Assignment:
Copy out all the records, word for word.

Data provided:
*** Block opens ***
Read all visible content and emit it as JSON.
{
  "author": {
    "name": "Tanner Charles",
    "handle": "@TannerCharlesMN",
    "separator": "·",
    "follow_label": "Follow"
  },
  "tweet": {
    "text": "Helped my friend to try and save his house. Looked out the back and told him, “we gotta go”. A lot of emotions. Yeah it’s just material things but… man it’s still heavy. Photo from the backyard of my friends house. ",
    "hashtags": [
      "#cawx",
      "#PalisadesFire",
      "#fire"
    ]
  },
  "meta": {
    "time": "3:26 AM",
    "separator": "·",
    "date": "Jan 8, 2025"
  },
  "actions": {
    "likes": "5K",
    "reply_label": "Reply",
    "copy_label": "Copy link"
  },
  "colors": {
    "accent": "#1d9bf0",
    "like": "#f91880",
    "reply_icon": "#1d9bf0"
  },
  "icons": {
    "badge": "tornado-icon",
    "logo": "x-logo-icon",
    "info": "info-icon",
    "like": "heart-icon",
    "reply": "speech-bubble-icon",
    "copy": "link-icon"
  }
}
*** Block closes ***
Result for this task:
Read all visible content and emit it as JSON.
{
  "author": {
    "name": "Tanner Charles",
    "handle": "@TannerCharlesMN",
    "separator": "·",
    "follow_label": "Follow"
  },
  "tweet": {
    "text": "Helped my friend to try and save his house. Looked out the back and told him, “we gotta go”. A lot of emotions. Yeah it’s just material things but… man it’s still heavy. Photo from the backyard of my friends house. ",
    "hashtags": [
      "#cawx",
      "#PalisadesFire",
      "#fire"
    ]
  },
  "meta": {
    "time": "3:26 AM",
    "separator": "·",
    "date": "Jan 8, 2025"
  },
  "actions": {
    "likes": "5K",
    "reply_label": "Reply",
    "copy_label": "Copy link"
  },
  "colors": {
    "accent": "#1d9bf0",
    "like": "#f91880",
    "reply_icon": "#1d9bf0"
  },
  "icons": {
    "badge": "tornado-icon",
    "logo": "x-logo-icon",
    "info": "info-icon",
    "like": "heart-icon",
    "reply": "speech-bubble-icon",
    "copy": "link-icon"
  }
}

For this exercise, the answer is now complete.